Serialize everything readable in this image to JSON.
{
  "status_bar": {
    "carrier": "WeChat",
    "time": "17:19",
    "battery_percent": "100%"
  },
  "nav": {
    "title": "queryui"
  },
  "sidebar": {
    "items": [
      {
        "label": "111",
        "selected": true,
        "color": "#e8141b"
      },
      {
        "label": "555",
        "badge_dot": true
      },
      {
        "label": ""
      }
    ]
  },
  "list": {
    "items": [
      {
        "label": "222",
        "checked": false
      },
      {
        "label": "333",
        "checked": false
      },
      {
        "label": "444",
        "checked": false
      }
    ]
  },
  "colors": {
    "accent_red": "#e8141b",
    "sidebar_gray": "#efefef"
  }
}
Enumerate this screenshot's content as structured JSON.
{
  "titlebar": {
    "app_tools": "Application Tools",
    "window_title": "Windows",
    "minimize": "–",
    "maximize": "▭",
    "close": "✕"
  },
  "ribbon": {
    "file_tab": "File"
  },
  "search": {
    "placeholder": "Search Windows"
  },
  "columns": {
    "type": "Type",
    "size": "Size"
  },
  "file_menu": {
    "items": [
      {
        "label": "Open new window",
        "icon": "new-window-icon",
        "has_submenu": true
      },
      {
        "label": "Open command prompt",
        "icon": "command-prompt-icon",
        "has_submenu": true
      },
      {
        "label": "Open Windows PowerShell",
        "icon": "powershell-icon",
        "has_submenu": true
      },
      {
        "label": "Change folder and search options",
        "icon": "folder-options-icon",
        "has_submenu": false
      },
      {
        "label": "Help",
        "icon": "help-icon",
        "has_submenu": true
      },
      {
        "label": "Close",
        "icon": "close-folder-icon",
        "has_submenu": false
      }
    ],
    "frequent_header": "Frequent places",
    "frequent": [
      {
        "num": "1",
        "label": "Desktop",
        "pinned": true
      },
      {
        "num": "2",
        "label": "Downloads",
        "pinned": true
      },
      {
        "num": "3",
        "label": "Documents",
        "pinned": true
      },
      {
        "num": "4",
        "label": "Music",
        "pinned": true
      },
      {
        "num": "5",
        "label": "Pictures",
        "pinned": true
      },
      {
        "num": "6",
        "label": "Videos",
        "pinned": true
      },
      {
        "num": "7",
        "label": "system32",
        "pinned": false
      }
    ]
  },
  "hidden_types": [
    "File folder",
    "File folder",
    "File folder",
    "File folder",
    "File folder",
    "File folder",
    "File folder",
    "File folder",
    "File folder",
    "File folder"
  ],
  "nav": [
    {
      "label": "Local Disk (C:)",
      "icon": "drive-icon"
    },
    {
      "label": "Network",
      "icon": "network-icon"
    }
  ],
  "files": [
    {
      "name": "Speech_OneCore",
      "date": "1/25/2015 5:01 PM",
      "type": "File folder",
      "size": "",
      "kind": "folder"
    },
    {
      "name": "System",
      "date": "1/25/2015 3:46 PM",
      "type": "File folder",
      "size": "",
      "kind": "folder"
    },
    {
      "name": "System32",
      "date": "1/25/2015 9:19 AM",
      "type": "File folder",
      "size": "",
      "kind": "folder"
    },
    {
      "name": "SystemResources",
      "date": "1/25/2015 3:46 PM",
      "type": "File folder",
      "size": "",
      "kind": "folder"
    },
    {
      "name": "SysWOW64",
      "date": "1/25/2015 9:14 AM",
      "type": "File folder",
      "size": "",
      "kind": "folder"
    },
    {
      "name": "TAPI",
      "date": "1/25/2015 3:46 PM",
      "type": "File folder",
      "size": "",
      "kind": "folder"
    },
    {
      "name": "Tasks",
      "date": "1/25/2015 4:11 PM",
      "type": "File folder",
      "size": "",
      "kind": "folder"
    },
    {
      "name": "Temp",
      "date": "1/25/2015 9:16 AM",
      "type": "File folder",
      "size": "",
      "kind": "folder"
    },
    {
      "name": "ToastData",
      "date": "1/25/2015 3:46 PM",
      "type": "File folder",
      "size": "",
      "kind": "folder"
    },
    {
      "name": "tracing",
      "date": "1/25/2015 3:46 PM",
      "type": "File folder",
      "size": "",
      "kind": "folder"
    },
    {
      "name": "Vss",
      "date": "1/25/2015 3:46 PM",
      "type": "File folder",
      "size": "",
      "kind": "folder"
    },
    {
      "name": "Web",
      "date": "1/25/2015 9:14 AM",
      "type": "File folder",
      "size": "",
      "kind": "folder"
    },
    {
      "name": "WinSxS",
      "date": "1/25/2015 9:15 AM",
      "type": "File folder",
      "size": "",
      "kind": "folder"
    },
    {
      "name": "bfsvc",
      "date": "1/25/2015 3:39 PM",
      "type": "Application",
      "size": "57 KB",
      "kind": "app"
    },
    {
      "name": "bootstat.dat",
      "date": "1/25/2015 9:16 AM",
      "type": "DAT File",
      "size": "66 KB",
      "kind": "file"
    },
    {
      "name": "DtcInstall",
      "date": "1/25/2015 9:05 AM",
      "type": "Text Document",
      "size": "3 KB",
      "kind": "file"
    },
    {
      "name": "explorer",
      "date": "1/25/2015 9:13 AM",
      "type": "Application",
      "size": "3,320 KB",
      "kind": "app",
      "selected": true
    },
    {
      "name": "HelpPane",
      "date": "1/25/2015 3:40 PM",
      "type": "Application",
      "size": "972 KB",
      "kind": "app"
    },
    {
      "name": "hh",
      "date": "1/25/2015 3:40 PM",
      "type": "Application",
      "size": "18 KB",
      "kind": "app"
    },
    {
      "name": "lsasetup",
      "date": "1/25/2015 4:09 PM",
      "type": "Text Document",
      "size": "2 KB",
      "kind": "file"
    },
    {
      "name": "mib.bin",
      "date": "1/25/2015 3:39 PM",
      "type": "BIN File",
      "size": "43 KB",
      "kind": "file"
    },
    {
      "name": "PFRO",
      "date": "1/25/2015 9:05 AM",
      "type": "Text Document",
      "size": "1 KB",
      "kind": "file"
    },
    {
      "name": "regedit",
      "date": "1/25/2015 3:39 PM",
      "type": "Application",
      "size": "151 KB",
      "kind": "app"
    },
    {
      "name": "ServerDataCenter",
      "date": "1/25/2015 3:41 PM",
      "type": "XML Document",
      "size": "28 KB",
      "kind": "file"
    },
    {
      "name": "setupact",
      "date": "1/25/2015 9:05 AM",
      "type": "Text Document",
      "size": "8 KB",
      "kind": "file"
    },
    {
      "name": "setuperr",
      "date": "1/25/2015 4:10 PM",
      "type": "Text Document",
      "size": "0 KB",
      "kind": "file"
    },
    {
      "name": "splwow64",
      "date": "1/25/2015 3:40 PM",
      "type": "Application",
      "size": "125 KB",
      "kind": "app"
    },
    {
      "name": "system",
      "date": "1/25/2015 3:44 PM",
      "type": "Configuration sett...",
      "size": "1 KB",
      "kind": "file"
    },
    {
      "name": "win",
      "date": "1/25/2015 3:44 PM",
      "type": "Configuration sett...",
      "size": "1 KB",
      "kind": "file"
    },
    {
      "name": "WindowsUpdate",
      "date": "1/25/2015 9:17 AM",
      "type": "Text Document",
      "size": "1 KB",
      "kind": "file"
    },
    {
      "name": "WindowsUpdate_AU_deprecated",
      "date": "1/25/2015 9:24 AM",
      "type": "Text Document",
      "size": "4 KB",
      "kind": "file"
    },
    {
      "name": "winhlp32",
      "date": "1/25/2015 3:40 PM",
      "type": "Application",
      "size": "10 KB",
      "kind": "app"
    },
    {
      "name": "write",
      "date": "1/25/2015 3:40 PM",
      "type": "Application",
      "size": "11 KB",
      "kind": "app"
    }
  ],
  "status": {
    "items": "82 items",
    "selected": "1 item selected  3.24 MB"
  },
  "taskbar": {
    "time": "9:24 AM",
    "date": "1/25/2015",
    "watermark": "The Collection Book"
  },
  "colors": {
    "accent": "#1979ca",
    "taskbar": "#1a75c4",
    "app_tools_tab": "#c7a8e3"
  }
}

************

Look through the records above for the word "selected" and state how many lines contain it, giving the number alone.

• [Expected answer]:
3